In the paper released today, the committee recommends physicians performing LAAC procedures have significant knowledge of AF, including medical management, rate and rhythm control, tools for assessing stroke risk, management of oral anticoagulant therapy, knowledge of available medications, an understanding of bleeding risks, and knowledge of risks associated with LAAC. The document also recommends physicians have a detailed understanding of the left atrium and LAA, and experience with procedures requiring access to the left side of the heart.
Institutions performing LAAC procedures should perform at least 50 structural heart disease or left-sided catheter ablations, with at least 25 involving transseptal puncture through an intact septum in the year prior to starting a LAAC program. Procedures should be performed in a cardiac catheterization laboratory, electrophysiology suite or hybrid suite, with quality imaging available.
The document also stresses the importance of continuing to collect data on these procedures as the number of devices and approaches to minimally invasive LAAC expands in the coming years. Participation in a national registry should be mandatory, according to the committee, and individual institutions should establish processes to regularly review aggregate and physician-specific results, including number of implants, complications and outcomes.
"This document will ensure that institutions and operators developing LAA occlusion programs will have the necessary experience, training and infrastructure to carry out this procedure in a way that optimizes patient outcomes," Kavinsky continued.
On Thursday, Dec. 10, 2015, shortly after the publication of this document, SCAI, the ACC and HRS will be submitting a multi-specialty comment letter to the Centers for Medicaid & Medicare Services regarding the recent draft National Coverage Determination for LAAO.
The Society for Cardiovascular Angiography and Interventions is a 4,500-member professional organization representing invasive and interventional cardiologists in approximately 70 nations. SCAI's mission is to promote excellence in invasive/interventional cardiovascular medicine through physician education and representation, and advancement of quality standards to enhance patient care. SCAI's public education program, Seconds Count, offers comprehensive information about cardiovascular disease. For more information about SCAI and Seconds Count, visit www.SCAI.org or www.SecondsCount.org. Follow @SCAI and @SCAINews on Twitter for the latest heart health news.
About the ACC
The American College of Cardiology is a 49,000-member medical society that serves as the professional home for the entire cardiovascular care team.
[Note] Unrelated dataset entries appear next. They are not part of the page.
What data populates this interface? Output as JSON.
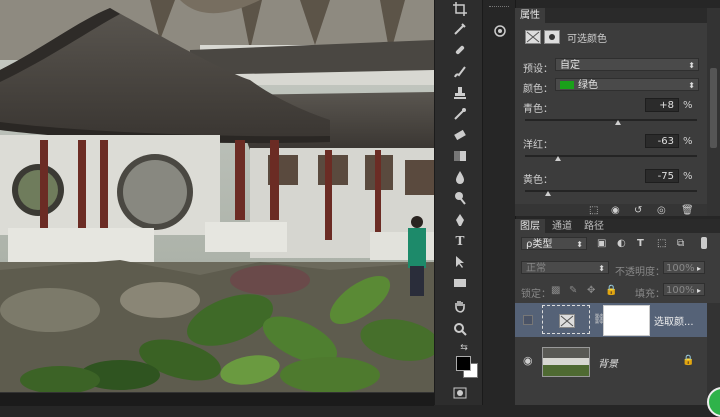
{
  "properties_panel": {
    "tab_label": "属性",
    "adjustment_title": "可选颜色",
    "preset_label": "预设：",
    "preset_value": "自定",
    "colors_label": "颜色：",
    "colors_value": "绿色",
    "colors_swatch": "#1aa01a",
    "sliders": [
      {
        "label": "青色：",
        "value": "+8",
        "unit": "%",
        "level": 0.54
      },
      {
        "label": "洋红：",
        "value": "-63",
        "unit": "%",
        "level": 0.19
      },
      {
        "label": "黄色：",
        "value": "-75",
        "unit": "%",
        "level": 0.13
      }
    ]
  },
  "layers_panel": {
    "tabs": [
      "图层",
      "通道",
      "路径"
    ],
    "filter_label": "ρ类型",
    "blend_mode": "正常",
    "opacity_label": "不透明度：",
    "opacity_value": "100%",
    "lock_label": "锁定：",
    "fill_label": "填充：",
    "fill_value": "100%",
    "layers": [
      {
        "name": "选取颜...",
        "visible": false,
        "selected": true
      },
      {
        "name": "背景",
        "visible": true,
        "selected": false
      }
    ]
  },
  "colors": {
    "panel_bg": "#3c3c3c",
    "selected_row": "#556277",
    "foreground": "#000000",
    "background": "#ffffff"
  }
}
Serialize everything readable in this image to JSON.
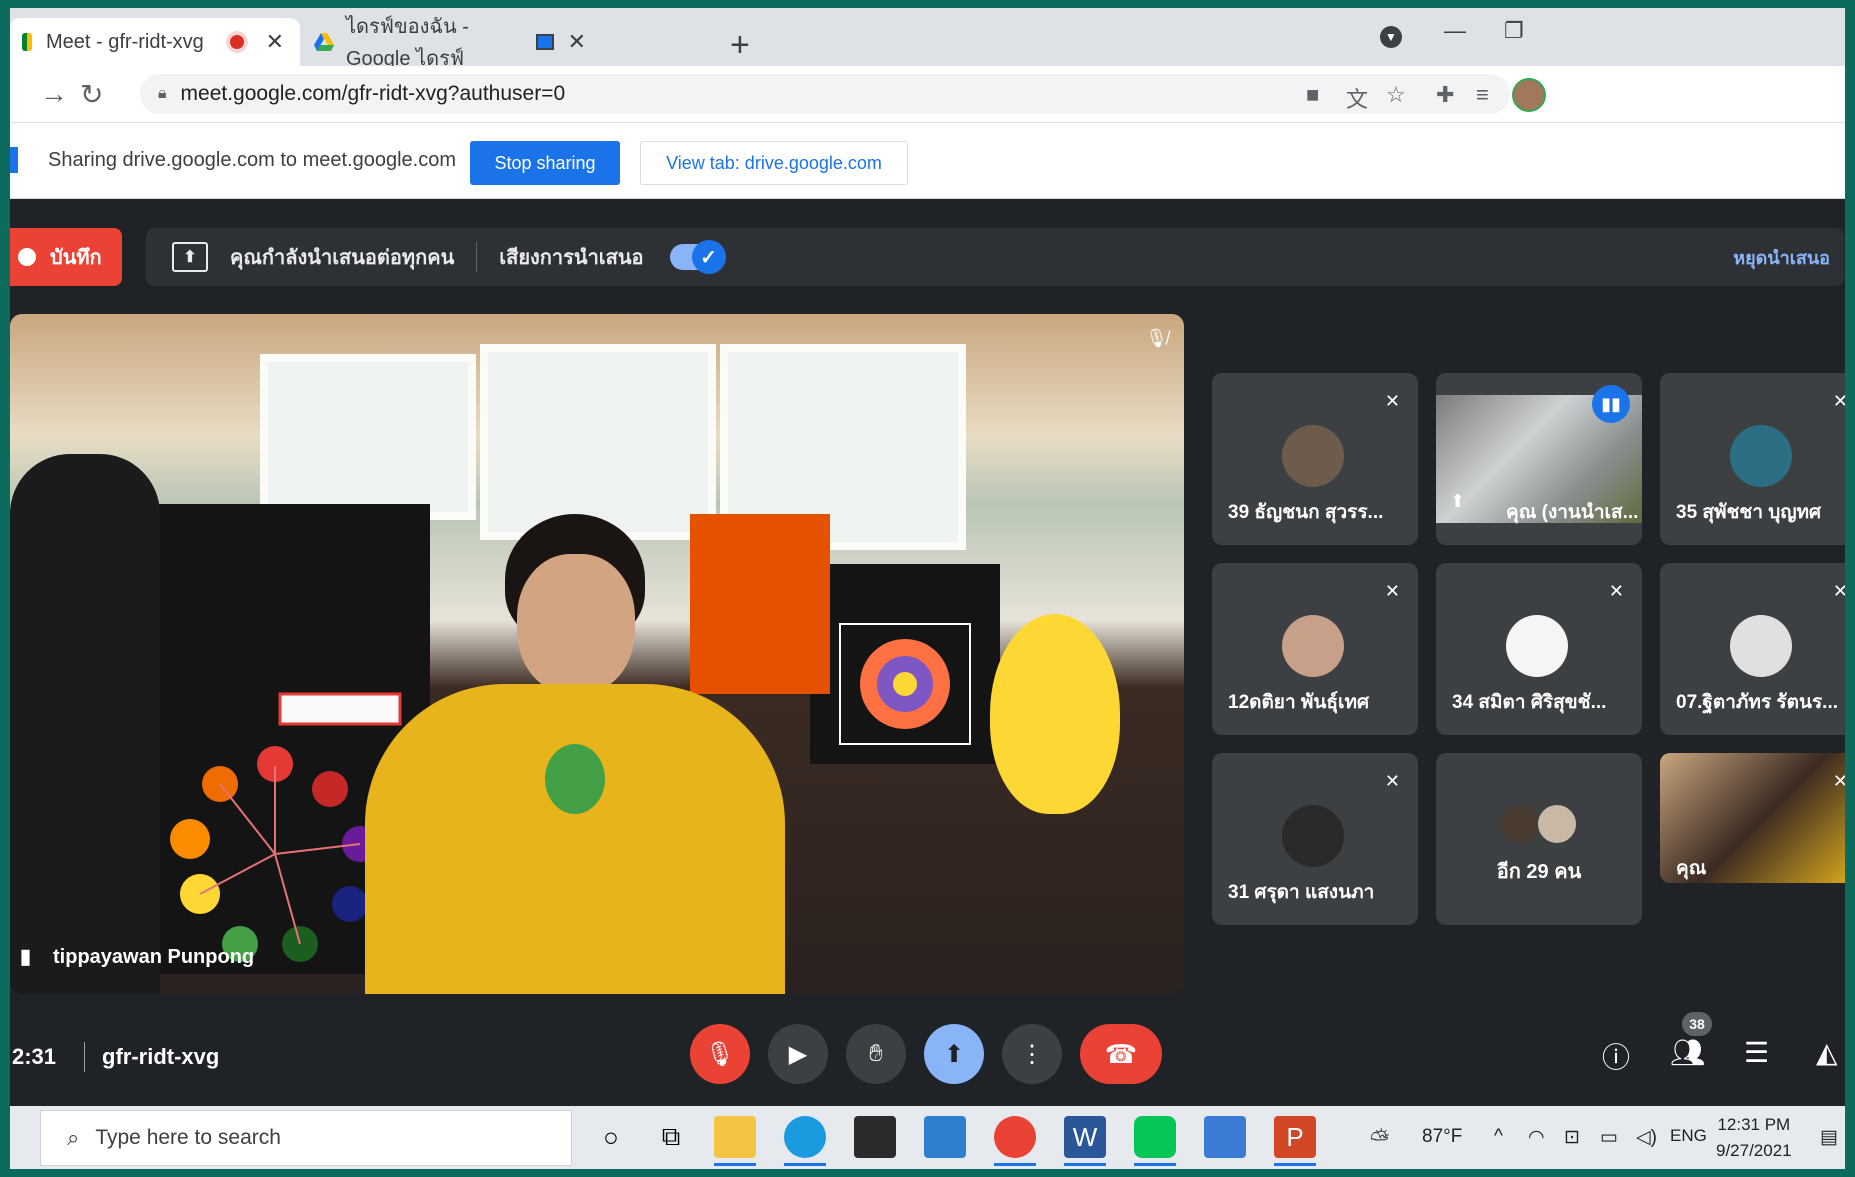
{
  "browser": {
    "tabs": [
      {
        "title": "Meet - gfr-ridt-xvg",
        "active": true,
        "recording": true
      },
      {
        "title": "ไดรฟ์ของฉัน - Google ไดรฟ์",
        "active": false,
        "sharing": true
      }
    ],
    "new_tab_symbol": "+",
    "url": "meet.google.com/gfr-ridt-xvg?authuser=0"
  },
  "share_bar": {
    "text": "Sharing drive.google.com to meet.google.com",
    "stop_label": "Stop sharing",
    "view_label": "View tab: drive.google.com"
  },
  "meet_top": {
    "record_label": "บันทึก",
    "presenting_text": "คุณกำลังนำเสนอต่อทุกคน",
    "audio_label": "เสียงการนำเสนอ",
    "audio_on": true,
    "stop_presenting": "หยุดนำเสนอ"
  },
  "main_video": {
    "name": "tippayawan Punpong"
  },
  "tiles": [
    {
      "name": "39 ธัญชนก สุวรร..."
    },
    {
      "name": "คุณ (งานนำเส...",
      "speaking": true
    },
    {
      "name": "35 สุพัชชา บุญทศ"
    },
    {
      "name": "12ดติยา พันธุ์เทศ"
    },
    {
      "name": "34 สมิตา ศิริสุขชั..."
    },
    {
      "name": "07.ฐิตาภัทร รัตนร..."
    },
    {
      "name": "31 ศรุดา แสงนภา"
    },
    {
      "name": "อีก 29 คน"
    },
    {
      "name": "คุณ"
    }
  ],
  "meet_bottom": {
    "time": "2:31",
    "code": "gfr-ridt-xvg",
    "participants_count": "38"
  },
  "taskbar": {
    "search_placeholder": "Type here to search",
    "weather": "87°F",
    "lang": "ENG",
    "time": "12:31 PM",
    "date": "9/27/2021"
  },
  "colors": {
    "meet_bg": "#1f2226",
    "accent_blue": "#1a73e8",
    "end_red": "#ea4335",
    "presenting_blue": "#8ab4f8"
  }
}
The mission of the College is to transform cardiovascular care and to improve heart health. The ACC leads in the formation of health policy, clinical standards and practice guidelines. The College operates national registries to measure and improve care. It also provides professional medical education, disseminates cardiovascular research and bestows credentials upon cardiovascular specialists who meet stringent qualifications. For more information, visit www.acc.org.
The Heart Rhythm Society is the international leader in science, education and advocacy for cardiac arrhythmia professionals and patients, and the primary information resource on heart rhythm disorders. Its mission is to improve the care of patients by promoting research, education and optimal health care policies and standards. Incorporated in 1979 and based in Washington, DC, it has a membership of more than 5,800 heart rhythm professionals in more than 72 countries around the world. For more information, visit www.HRSonline.org.
To view the original version on PR Newswire, visit:http://www.prnewswire.com/news-releases/scai-acc-and-hrs-release-expert-consensus-on-left-atrial-appendage-institutional-and-operator-requirements-300190912.html